She may have a garland of flowers wrapped around her arm on the first day of Falgun, the Bangla month marking the beginning of spring, but her bandana and vigorous slogans made it very clear what she wanted and that she should not be taken lightly. The photo was taken at Shahbagh yesterday where thousands have been demanding death penalty for all war criminals. Photo: Sk Enamul HaqOne can argue that spring came to Shahbagh nine days ahead of its official start. That it came on the day the nation took to the streets, seeking to finally get justice for the crimes committed against humanity four decades ago.
It came on February 5 when the so-called “apathetic” and “apolitical” men and women used Facebook and blogs not to start a new fad, but a revolution.
That it came on the day when the housewife in Moghbazar, the businesswoman in Gulshan and the garment worker in Mirpur felt an urge so strong that they left their homes and offices for Shahbagh to chant slogans together with the demonstrators.
And that it arrived on the day when the rickshaw puller from Chittagong came to Dhaka with his meagre savings, having heard of the mass movement, to be a part of history.
And they may all be right. But yesterday, on Pahela Falgun, the people's movement at Shahbagh celebrated spring officially in all its revolutionary glory, chanting slogans such as, "Boshonter kalo daag, ei Boshonte muchhe jak" (let the black spot of the spring be wiped out this spring).
According to the demonstrators, the "black spot" is Jamaat-e-Islami, the party that actively opposed the country's Liberation War and six of whose top leaders are now being tried for war crimes.
Men and women flocked to the protest venue, vowing to make it the season of reawakening and renewal. Songs turned into slogans, slogans songs -- all tuned to the demand for a just trial of the war criminals.
Garlands and crowns made with spring flowers lent the sombre air of Shahbagh a festive look, without compromising the seriousness of the cause. Marigolds, roses and green leaves were used to transform the streets into colourful canvases to express the sentiments of the protestors.
"Even the cuckoo sang songs of resistance this year," said a university student, dressed in a yellow sari. The words “We want death sentence” were inscribed on one of her cheeks and “Pahela Boshonto” on the other.
Instrumental music played at Fine Arts' Bakultola, only a few yards away from the Shahbagh intersection, heralded the beginning of spring at 7:00 in the morning. As usual, the day's programme began with the rendering of the national anthem.
A cultural programme began at 3:00pm with protest songs and poetry recitations and continued through the evening, as thousands of people gathered. Some stopped by the demonstration to and from Bokultola and TSC where they went for the spring celebrations.
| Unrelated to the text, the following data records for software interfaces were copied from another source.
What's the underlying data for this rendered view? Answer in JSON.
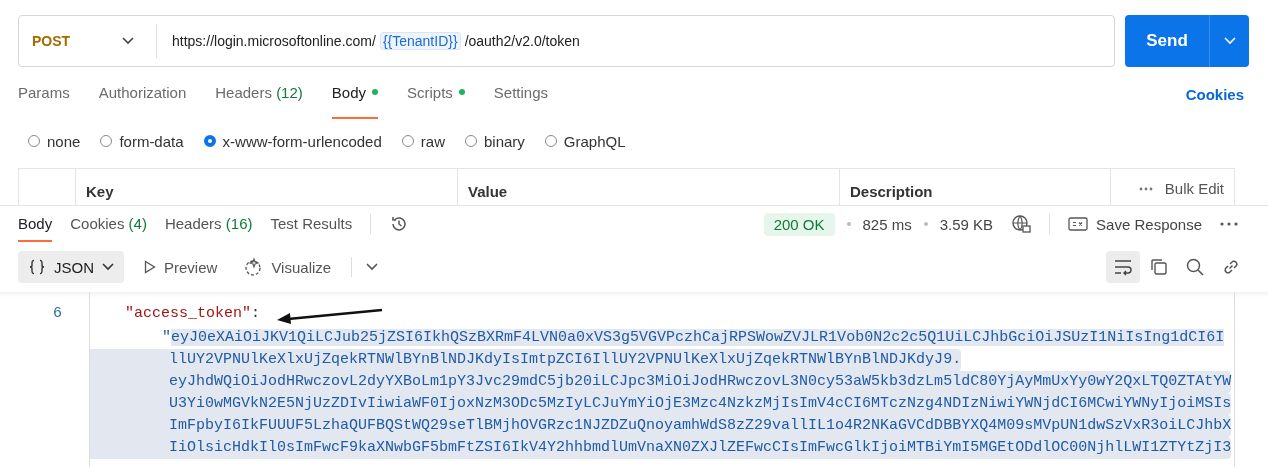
{
  "request": {
    "method": "POST",
    "url_parts": [
      {
        "kind": "text",
        "text": "https://login.microsoftonline.com/"
      },
      {
        "kind": "variable",
        "text": "{{TenantID}}"
      },
      {
        "kind": "text",
        "text": "/oauth2/v2.0/token"
      }
    ],
    "send_label": "Send"
  },
  "request_tabs": [
    {
      "label": "Params",
      "selected": false,
      "dot": false
    },
    {
      "label": "Authorization",
      "selected": false,
      "dot": false
    },
    {
      "label": "Headers",
      "count": "(12)",
      "selected": false,
      "dot": false
    },
    {
      "label": "Body",
      "selected": true,
      "dot": true
    },
    {
      "label": "Scripts",
      "selected": false,
      "dot": true
    },
    {
      "label": "Settings",
      "selected": false,
      "dot": false
    }
  ],
  "cookies_link": "Cookies",
  "body_types": [
    {
      "label": "none",
      "selected": false
    },
    {
      "label": "form-data",
      "selected": false
    },
    {
      "label": "x-www-form-urlencoded",
      "selected": true
    },
    {
      "label": "raw",
      "selected": false
    },
    {
      "label": "binary",
      "selected": false
    },
    {
      "label": "GraphQL",
      "selected": false
    }
  ],
  "params_table": {
    "columns": [
      "Key",
      "Value",
      "Description"
    ],
    "bulk_edit": "Bulk Edit"
  },
  "response_tabs": [
    {
      "label": "Body",
      "selected": true
    },
    {
      "label": "Cookies",
      "count": "(4)",
      "selected": false
    },
    {
      "label": "Headers",
      "count": "(16)",
      "selected": false
    },
    {
      "label": "Test Results",
      "selected": false
    }
  ],
  "response_meta": {
    "status": "200 OK",
    "time": "825 ms",
    "size": "3.59 KB",
    "save_response": "Save Response"
  },
  "viewer": {
    "format": "JSON",
    "preview": "Preview",
    "visualize": "Visualize"
  },
  "code": {
    "lines": [
      {
        "number": "6",
        "parts": [
          {
            "kind": "key",
            "text": "\"access_token\""
          },
          {
            "kind": "punct",
            "text": ":"
          }
        ]
      }
    ],
    "token": {
      "quote": "\"",
      "selected": true,
      "lines": [
        "eyJ0eXAiOiJKV1QiLCJub25jZSI6IkhQSzBXRmF4LVN0a0xVS3g5VGVPczhCajRPSWowZVJLR1Vob0N2c2c5Q1UiLCJhbGciOiJSUzI1NiIsIng1dCI6I",
        "llUY2VPNUlKeXlxUjZqekRTNWlBYnBlNDJKdyIsImtpZCI6IllUY2VPNUlKeXlxUjZqekRTNWlBYnBlNDJKdyJ9.",
        "eyJhdWQiOiJodHRwczovL2dyYXBoLm1pY3Jvc29mdC5jb20iLCJpc3MiOiJodHRwczovL3N0cy53aW5kb3dzLm5ldC80YjAyMmUxYy0wY2QxLTQ0ZTAtYW",
        "U3Yi0wMGVkN2E5NjUzZDIvIiwiaWF0IjoxNzM3ODc5MzIyLCJuYmYiOjE3Mzc4NzkzMjIsImV4cCI6MTczNzg4NDIzNiwiYWNjdCI6MCwiYWNyIjoiMSIs",
        "ImFpbyI6IkFUUUF5LzhaQUFBQStWQ29seTlBMjhOVGRzc1NJZDZuQnoyamhWdS8zZ29vallIL1o4R2NKaGVCdDBBYXQ4M09sMVpUN1dwSzVxR3oiLCJhbX",
        "IiOlsicHdkIl0sImFwcF9kaXNwbGF5bmFtZSI6IkV4Y2hhbmdlUmVnaXN0ZXJlZEFwcCIsImFwcGlkIjoiMTBiYmI5MGEtODdlOC00NjhlLWI1ZTYtZjI3"
      ]
    }
  }
}
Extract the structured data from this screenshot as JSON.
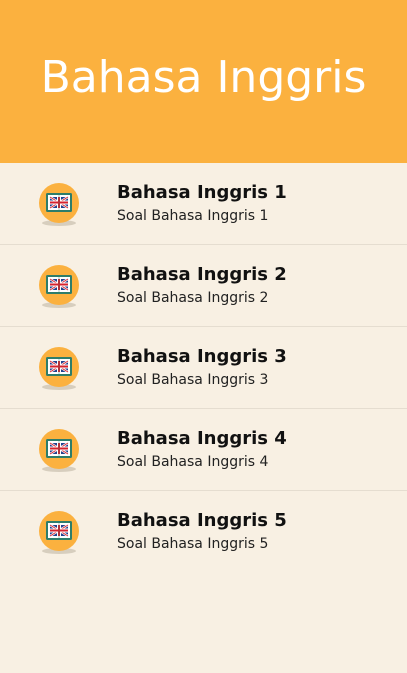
{
  "app": {
    "title": "Bahasa Inggris"
  },
  "colors": {
    "header_bg": "#fbb13f",
    "list_bg": "#f8f0e3",
    "icon_circle": "#fbb13f",
    "divider": "#e5ddd0"
  },
  "items": [
    {
      "title": "Bahasa Inggris 1",
      "subtitle": "Soal Bahasa Inggris 1",
      "icon": "uk-book-icon"
    },
    {
      "title": "Bahasa Inggris 2",
      "subtitle": "Soal Bahasa Inggris 2",
      "icon": "uk-book-icon"
    },
    {
      "title": "Bahasa Inggris 3",
      "subtitle": "Soal Bahasa Inggris 3",
      "icon": "uk-book-icon"
    },
    {
      "title": "Bahasa Inggris 4",
      "subtitle": "Soal Bahasa Inggris 4",
      "icon": "uk-book-icon"
    },
    {
      "title": "Bahasa Inggris 5",
      "subtitle": "Soal Bahasa Inggris 5",
      "icon": "uk-book-icon"
    }
  ]
}
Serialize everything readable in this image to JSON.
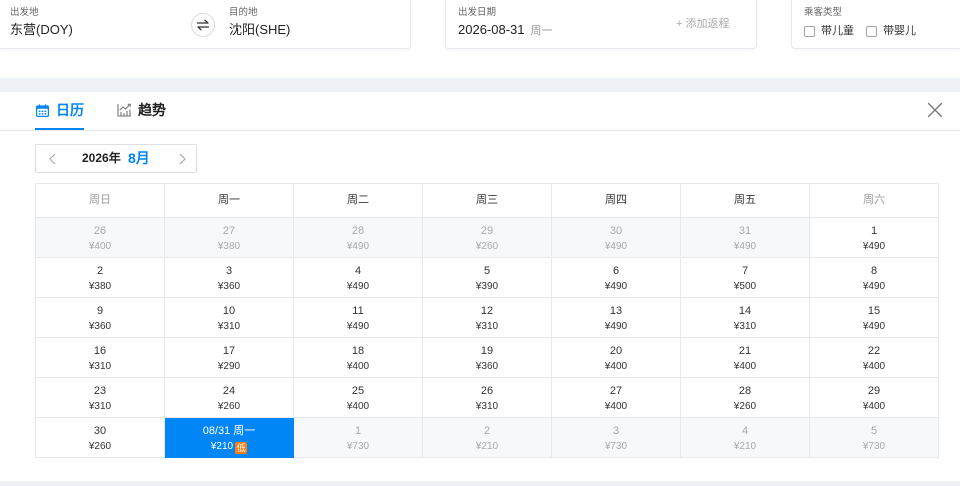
{
  "search": {
    "departure": {
      "label": "出发地",
      "value": "东营(DOY)"
    },
    "destination": {
      "label": "目的地",
      "value": "沈阳(SHE)"
    },
    "date": {
      "label": "出发日期",
      "value": "2026-08-31",
      "weekday": "周一"
    },
    "add_return": "+ 添加返程",
    "passenger": {
      "label": "乘客类型",
      "options": [
        {
          "label": "带儿童",
          "checked": false
        },
        {
          "label": "带婴儿",
          "checked": false
        }
      ]
    }
  },
  "tabs": [
    {
      "label": "日历",
      "icon": "calendar-icon",
      "active": true
    },
    {
      "label": "趋势",
      "icon": "trend-chart-icon",
      "active": false
    }
  ],
  "icons": {
    "swap": "swap-icon",
    "close": "close-icon",
    "prev_month": "chevron-left-icon",
    "next_month": "chevron-right-icon",
    "checkbox": "checkbox-icon"
  },
  "month_nav": {
    "year": "2026年",
    "month": "8月"
  },
  "calendar": {
    "weekdays": [
      "周日",
      "周一",
      "周二",
      "周三",
      "周四",
      "周五",
      "周六"
    ],
    "weeks": [
      [
        {
          "day": "26",
          "price": "¥400",
          "muted": true
        },
        {
          "day": "27",
          "price": "¥380",
          "muted": true
        },
        {
          "day": "28",
          "price": "¥490",
          "muted": true
        },
        {
          "day": "29",
          "price": "¥260",
          "muted": true
        },
        {
          "day": "30",
          "price": "¥490",
          "muted": true
        },
        {
          "day": "31",
          "price": "¥490",
          "muted": true
        },
        {
          "day": "1",
          "price": "¥490"
        }
      ],
      [
        {
          "day": "2",
          "price": "¥380"
        },
        {
          "day": "3",
          "price": "¥360"
        },
        {
          "day": "4",
          "price": "¥490"
        },
        {
          "day": "5",
          "price": "¥390"
        },
        {
          "day": "6",
          "price": "¥490"
        },
        {
          "day": "7",
          "price": "¥500"
        },
        {
          "day": "8",
          "price": "¥490"
        }
      ],
      [
        {
          "day": "9",
          "price": "¥360"
        },
        {
          "day": "10",
          "price": "¥310"
        },
        {
          "day": "11",
          "price": "¥490"
        },
        {
          "day": "12",
          "price": "¥310"
        },
        {
          "day": "13",
          "price": "¥490"
        },
        {
          "day": "14",
          "price": "¥310"
        },
        {
          "day": "15",
          "price": "¥490"
        }
      ],
      [
        {
          "day": "16",
          "price": "¥310"
        },
        {
          "day": "17",
          "price": "¥290"
        },
        {
          "day": "18",
          "price": "¥400"
        },
        {
          "day": "19",
          "price": "¥360"
        },
        {
          "day": "20",
          "price": "¥400"
        },
        {
          "day": "21",
          "price": "¥400"
        },
        {
          "day": "22",
          "price": "¥400"
        }
      ],
      [
        {
          "day": "23",
          "price": "¥310"
        },
        {
          "day": "24",
          "price": "¥260"
        },
        {
          "day": "25",
          "price": "¥400"
        },
        {
          "day": "26",
          "price": "¥310"
        },
        {
          "day": "27",
          "price": "¥400"
        },
        {
          "day": "28",
          "price": "¥260"
        },
        {
          "day": "29",
          "price": "¥400"
        }
      ],
      [
        {
          "day": "30",
          "price": "¥260"
        },
        {
          "day": "08/31 周一",
          "price": "¥210",
          "tag": "低",
          "selected": true
        },
        {
          "day": "1",
          "price": "¥730",
          "muted": true
        },
        {
          "day": "2",
          "price": "¥210",
          "muted": true
        },
        {
          "day": "3",
          "price": "¥730",
          "muted": true
        },
        {
          "day": "4",
          "price": "¥210",
          "muted": true
        },
        {
          "day": "5",
          "price": "¥730",
          "muted": true
        }
      ]
    ]
  },
  "colors": {
    "accent": "#0086f6",
    "low_badge": "#ff7d13"
  }
}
Others remained at Shahbagh all day, refusing to take a break even to enjoy the events of the new season.
Fakir Alamgir, Subir Nandi and singers from Chhayanaut, among others, engaged the crowd with renditions of patriotic and inspirational songs.
A one-minute silence was observed from 7:00pm to commemorate the sacrifices of those who lost their lives during the Liberation War, the women who were raped, and those killed by Jamaat-Shibir since the independence. The silence was broken by the emotive renditions of violin, during which the whole crowd stood still.
Following the one-minute silence, a large portrait of Shaheed Janani Jahanara Imam was unveiled near the main stage of the protest venue.
Later in the evening, Selina Hayat Ivy, mayor of Narayanganj City Corporation, joined the movement to express her solidarity.
In the morning, representatives of the Shahbagh protest and different student groups placed wreaths at Shaheed Minar in remembrance of Debashis Bhattacharya Rupam, a Chhatra Moitree member who was killed by Shibir on Pahela Falgun in 1995.
The movement began on February 5, soon after a war crimes tribunal sentenced Jamaat leader Abdul Quader Mollah to life term in prison for crimes against humanity during the 1971 war. The protest was initiated by Bloggers and Online Activist Network, but it soon turned into a mass movement. Within days, it spread to other parts of the country, with the call for capital punishment to all war criminals getting louder and louder.
Yesterday, the organisers urged all to participate in a candlelight vigil from wherever they are at 7:00pm today to eradicate darkness from people's minds and from the country.
They also thanked the Jatiya Press Club for cancelling the membership of Jamaat leaders Quader Mollah and Muhammad Kamaruzzaman.
Belal Mohammad, one of the founders and organisers of the Swadhin Bangla Betar Kendra, expressed solidarity with the protesters.
Actor Bonya Mirza, media personality Nasiruddin Yousuff Bachchu, singer Krishnokoli, among others, came to Shahbagh to lend their support.